EXERCISE INPUT: Begin

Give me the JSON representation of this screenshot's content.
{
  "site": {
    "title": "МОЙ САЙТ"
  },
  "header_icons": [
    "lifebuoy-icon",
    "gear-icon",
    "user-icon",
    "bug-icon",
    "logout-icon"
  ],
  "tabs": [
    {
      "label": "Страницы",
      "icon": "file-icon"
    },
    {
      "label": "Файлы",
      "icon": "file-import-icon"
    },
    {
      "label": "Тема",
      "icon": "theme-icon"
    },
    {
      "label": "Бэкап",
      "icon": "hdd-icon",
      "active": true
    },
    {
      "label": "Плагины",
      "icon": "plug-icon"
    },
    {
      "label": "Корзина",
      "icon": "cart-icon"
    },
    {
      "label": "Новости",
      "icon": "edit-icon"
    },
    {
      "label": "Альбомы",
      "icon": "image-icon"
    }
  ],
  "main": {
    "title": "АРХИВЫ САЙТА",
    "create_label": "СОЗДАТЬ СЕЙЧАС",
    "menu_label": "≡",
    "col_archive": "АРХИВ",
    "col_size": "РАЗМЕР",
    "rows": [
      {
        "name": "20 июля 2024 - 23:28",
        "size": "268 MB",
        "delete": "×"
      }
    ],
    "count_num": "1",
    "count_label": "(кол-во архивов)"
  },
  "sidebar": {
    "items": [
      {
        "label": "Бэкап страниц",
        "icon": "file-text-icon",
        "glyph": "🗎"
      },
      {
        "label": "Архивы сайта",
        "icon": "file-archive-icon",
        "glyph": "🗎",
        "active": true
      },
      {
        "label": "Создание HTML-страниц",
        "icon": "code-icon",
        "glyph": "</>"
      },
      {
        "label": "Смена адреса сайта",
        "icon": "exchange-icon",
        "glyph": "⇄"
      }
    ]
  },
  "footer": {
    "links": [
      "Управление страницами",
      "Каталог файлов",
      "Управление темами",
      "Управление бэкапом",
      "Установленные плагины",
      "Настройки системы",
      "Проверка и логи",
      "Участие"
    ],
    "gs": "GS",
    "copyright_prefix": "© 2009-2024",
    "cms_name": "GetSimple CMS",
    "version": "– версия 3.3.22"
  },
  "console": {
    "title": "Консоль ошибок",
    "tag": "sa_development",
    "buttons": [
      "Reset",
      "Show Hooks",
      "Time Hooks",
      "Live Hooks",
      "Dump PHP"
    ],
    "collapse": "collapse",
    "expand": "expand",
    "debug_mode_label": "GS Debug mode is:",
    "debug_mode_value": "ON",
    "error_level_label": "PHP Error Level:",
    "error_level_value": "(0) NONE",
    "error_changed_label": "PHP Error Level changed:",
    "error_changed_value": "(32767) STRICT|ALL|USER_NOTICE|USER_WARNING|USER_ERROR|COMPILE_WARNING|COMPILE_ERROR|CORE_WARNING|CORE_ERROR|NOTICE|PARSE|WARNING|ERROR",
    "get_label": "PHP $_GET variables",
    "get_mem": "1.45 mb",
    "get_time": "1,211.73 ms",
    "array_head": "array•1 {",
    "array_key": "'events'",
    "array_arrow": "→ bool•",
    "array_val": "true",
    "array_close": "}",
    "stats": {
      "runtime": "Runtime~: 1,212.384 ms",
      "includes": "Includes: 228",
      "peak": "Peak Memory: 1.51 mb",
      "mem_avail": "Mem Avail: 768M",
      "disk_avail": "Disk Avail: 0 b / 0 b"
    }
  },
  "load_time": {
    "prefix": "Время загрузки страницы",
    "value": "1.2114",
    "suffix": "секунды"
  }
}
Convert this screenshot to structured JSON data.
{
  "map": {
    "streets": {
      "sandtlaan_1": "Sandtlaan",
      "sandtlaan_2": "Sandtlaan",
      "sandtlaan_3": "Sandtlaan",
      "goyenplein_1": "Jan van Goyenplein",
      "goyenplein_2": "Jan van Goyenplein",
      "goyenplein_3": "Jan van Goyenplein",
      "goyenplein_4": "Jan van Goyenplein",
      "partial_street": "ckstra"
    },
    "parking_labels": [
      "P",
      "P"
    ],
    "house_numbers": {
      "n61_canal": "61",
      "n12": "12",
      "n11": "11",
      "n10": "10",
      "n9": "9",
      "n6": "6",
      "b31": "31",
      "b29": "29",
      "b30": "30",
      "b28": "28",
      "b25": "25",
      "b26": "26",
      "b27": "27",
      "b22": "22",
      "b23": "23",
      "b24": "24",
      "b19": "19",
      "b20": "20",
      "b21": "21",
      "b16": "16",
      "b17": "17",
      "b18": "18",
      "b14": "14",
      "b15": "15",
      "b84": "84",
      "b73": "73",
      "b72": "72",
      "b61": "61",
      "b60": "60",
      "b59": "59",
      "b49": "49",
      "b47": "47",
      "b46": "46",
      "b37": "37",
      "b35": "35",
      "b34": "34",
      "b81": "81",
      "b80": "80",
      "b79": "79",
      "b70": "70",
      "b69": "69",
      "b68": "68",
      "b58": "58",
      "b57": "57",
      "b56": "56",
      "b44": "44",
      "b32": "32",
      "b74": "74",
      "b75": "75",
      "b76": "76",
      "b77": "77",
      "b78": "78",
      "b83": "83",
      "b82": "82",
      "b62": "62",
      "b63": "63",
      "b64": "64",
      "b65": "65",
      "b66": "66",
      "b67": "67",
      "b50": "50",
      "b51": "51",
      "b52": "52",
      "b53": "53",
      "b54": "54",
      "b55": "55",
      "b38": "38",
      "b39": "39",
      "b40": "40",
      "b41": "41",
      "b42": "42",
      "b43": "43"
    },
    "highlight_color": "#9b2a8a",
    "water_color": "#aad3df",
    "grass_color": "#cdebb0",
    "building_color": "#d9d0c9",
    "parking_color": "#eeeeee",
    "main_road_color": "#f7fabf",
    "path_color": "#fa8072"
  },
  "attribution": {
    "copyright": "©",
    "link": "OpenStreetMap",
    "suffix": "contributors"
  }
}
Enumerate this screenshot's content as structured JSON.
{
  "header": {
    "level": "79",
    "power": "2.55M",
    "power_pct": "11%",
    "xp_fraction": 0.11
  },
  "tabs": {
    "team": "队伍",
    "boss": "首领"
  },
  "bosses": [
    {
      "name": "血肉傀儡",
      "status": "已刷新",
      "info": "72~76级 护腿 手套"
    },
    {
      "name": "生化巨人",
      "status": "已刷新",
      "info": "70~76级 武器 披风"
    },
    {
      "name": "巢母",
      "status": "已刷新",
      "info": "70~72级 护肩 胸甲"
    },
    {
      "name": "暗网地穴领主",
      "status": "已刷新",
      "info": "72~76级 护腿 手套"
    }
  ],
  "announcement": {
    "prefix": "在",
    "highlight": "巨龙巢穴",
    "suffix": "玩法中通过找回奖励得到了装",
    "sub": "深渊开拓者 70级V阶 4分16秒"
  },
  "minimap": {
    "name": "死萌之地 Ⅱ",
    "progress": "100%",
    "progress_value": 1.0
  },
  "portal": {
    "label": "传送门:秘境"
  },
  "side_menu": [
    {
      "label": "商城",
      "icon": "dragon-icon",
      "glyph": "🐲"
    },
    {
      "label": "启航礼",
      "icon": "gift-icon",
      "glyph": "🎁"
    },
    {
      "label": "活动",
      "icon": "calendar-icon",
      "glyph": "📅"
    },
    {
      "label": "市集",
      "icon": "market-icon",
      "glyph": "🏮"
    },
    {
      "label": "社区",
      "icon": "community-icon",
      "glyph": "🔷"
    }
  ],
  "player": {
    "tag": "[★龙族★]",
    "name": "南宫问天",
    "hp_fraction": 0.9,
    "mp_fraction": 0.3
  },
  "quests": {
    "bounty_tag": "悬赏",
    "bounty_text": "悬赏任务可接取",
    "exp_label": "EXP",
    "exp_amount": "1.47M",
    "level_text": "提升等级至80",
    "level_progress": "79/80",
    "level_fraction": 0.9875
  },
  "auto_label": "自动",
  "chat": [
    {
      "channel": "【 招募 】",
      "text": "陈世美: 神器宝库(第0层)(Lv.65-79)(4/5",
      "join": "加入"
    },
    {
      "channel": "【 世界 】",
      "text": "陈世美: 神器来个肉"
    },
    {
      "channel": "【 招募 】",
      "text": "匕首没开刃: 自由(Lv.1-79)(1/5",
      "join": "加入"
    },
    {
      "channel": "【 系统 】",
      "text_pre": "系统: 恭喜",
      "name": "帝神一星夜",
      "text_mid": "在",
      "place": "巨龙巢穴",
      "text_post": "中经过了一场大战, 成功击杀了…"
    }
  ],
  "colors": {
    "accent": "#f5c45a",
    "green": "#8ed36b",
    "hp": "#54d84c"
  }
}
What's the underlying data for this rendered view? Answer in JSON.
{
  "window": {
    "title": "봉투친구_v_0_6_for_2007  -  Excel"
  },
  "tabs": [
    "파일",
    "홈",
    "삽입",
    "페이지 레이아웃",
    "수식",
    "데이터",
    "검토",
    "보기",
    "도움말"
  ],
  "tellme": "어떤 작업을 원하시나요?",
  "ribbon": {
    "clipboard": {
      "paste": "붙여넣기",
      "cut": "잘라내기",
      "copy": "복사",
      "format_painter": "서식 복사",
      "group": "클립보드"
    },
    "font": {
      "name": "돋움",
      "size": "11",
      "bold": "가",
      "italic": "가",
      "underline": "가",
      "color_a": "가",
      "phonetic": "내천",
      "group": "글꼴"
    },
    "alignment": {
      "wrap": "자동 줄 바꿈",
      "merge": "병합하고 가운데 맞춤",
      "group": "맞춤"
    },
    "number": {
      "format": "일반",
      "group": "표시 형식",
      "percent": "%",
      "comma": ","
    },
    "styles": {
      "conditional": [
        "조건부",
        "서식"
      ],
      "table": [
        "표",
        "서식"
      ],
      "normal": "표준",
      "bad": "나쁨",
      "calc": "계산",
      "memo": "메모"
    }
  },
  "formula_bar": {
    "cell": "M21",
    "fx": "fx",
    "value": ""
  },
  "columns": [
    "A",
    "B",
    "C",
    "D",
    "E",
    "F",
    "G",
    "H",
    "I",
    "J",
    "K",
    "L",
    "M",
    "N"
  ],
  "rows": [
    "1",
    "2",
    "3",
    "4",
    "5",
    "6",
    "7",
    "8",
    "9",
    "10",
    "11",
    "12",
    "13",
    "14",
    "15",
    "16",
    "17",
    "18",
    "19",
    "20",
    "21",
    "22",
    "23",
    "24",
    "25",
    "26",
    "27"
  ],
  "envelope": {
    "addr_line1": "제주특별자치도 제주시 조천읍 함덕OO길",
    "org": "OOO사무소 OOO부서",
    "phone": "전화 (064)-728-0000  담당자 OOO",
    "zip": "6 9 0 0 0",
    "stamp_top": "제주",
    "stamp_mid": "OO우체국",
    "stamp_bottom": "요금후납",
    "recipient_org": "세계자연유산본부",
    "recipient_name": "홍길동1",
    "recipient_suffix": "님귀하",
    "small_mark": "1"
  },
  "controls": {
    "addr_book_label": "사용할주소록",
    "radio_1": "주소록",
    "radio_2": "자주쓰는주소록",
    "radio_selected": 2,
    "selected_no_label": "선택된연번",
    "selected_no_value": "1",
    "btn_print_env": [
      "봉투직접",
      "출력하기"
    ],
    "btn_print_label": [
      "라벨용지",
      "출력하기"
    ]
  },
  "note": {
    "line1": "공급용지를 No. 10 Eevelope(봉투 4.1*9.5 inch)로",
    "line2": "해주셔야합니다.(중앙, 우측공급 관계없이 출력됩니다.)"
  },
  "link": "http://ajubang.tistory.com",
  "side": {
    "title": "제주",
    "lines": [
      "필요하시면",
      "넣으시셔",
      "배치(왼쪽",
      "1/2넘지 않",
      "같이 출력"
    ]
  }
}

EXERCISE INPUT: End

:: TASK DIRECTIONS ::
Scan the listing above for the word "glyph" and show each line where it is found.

:: RESPONSE TO THE TASK ::
        "glyph": "🗎"
        "glyph": "🗎",
        "glyph": "</>"
        "glyph": "⇄"
      "glyph": "🐲"
      "glyph": "🎁"
      "glyph": "📅"
      "glyph": "🏮"
      "glyph": "🔷"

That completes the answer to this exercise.